He entered the priesthood in 1971 and was consecrated Bishop by Archbishop Desmond Tutu in 1995. He was one of the very first bishops of colour in the Anglican Diocese of Natal. He became the first non-white South African to hold the position of Bishop of KwaZulu-Natal in 2000.
Bishop Phillip was involved in the Black Consciousness Movement and was Deputy President to Steve Biko in the South African Students Organisation in 1969. He was instrumental in the struggle against apartheid and spent three years under house arrest. By virtue of his humble roots, Philip has championed the cause of Abahlali baseMjondolo, the shack-dwellers movement of Kennedy Road.
In 2008, Phillip successfully obtained a court order preventing arms shipments destined for Zimbabwe being transported through South Africa. He campaigned for protection and provided refuge to Zimbabweans during the xenophobic attacks in the same year. In recognition of his involvement in the anti-apartheid movement and his ongoing work to offer solidarity to displaced people, victims of persecutions and detainees, Bishop Phillip received the Bremen International Peace Prize and the Diakonia Award.

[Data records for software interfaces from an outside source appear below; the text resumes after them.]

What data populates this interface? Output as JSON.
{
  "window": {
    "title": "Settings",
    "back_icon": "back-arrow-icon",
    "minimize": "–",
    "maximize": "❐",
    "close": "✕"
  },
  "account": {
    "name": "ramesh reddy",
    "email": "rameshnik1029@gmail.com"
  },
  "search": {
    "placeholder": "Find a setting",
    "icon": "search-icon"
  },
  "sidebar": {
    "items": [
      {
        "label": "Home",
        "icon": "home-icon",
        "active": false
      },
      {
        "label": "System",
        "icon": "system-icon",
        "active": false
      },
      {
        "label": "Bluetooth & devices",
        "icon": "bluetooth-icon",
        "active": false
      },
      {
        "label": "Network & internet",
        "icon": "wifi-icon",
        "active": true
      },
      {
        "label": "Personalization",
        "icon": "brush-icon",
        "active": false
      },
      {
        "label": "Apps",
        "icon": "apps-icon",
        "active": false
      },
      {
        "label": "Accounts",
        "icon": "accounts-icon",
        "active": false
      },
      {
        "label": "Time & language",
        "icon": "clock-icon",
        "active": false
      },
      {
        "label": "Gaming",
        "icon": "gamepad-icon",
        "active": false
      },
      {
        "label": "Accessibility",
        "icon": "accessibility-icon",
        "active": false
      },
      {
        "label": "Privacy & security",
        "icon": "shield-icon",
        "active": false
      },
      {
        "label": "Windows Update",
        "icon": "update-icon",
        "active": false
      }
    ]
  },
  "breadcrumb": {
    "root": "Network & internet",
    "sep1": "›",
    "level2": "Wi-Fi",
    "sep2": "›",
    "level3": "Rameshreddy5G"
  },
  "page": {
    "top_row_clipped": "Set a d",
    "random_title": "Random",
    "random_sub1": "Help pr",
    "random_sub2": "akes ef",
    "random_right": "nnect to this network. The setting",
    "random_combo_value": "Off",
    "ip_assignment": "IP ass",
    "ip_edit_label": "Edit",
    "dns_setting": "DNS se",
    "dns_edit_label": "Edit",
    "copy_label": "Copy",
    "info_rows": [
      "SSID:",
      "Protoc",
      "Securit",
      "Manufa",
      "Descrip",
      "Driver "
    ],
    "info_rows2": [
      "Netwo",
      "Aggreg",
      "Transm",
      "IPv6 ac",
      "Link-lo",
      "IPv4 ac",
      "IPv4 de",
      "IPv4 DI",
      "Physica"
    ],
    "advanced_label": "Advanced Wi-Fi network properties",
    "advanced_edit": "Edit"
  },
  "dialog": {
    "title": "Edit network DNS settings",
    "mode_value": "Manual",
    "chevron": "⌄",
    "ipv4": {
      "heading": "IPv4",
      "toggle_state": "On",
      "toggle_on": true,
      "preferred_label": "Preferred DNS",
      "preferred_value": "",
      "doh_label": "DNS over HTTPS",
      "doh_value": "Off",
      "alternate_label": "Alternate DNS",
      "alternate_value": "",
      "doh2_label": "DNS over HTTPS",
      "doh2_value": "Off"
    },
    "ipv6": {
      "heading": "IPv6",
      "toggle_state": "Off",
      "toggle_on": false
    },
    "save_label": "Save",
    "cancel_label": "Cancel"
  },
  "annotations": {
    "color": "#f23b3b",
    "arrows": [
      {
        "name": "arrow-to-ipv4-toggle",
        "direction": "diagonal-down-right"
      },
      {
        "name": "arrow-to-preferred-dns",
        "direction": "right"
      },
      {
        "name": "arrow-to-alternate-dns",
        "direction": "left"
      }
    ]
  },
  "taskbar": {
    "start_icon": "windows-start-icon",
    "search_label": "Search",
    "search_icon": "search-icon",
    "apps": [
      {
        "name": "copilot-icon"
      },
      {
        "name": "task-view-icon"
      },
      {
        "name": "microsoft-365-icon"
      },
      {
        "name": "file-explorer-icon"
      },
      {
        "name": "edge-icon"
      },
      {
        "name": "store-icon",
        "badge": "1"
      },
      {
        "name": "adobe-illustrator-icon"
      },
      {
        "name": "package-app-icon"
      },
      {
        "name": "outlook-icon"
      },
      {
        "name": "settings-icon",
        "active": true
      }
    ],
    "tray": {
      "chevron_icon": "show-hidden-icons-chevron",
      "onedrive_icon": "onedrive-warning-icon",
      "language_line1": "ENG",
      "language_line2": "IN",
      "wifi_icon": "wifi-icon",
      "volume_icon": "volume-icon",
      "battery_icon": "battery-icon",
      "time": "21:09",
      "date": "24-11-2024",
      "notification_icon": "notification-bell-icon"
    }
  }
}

Today, Bishop Phillip’s commitment to peace-making, reconciliation and mediation throughout the province are a shining example of what can be achieved, not only through the strength of one’s beliefs, but also through the strength of one’s actions. He remains involved in issues of peace, justice and human rights in both South Africa and Zimbabwe. He continues to take political stances and remains connected to grassroots struggles.